■ **Materials provided**
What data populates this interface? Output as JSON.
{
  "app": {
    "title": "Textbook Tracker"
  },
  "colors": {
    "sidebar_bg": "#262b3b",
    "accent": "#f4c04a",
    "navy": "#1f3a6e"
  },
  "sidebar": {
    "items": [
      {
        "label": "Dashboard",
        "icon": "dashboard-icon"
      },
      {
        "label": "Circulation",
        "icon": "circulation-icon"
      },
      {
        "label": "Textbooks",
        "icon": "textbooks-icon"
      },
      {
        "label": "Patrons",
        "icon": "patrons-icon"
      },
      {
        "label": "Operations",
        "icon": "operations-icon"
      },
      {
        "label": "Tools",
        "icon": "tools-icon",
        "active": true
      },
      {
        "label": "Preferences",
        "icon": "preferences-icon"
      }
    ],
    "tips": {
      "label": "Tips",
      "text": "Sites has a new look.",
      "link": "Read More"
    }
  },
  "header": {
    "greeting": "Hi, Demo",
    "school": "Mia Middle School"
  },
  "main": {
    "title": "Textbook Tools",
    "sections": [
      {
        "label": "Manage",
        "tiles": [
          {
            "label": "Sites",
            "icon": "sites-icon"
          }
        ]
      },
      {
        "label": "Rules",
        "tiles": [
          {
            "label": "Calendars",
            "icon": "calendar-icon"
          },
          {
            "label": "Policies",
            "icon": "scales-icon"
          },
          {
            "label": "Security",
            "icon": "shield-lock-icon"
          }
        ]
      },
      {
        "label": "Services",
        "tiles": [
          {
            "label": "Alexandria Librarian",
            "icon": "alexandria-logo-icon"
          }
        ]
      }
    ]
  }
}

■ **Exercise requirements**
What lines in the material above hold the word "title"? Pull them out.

■ **Output of the exercise**
    "title": "Textbook Tracker"
    "title": "Textbook Tools",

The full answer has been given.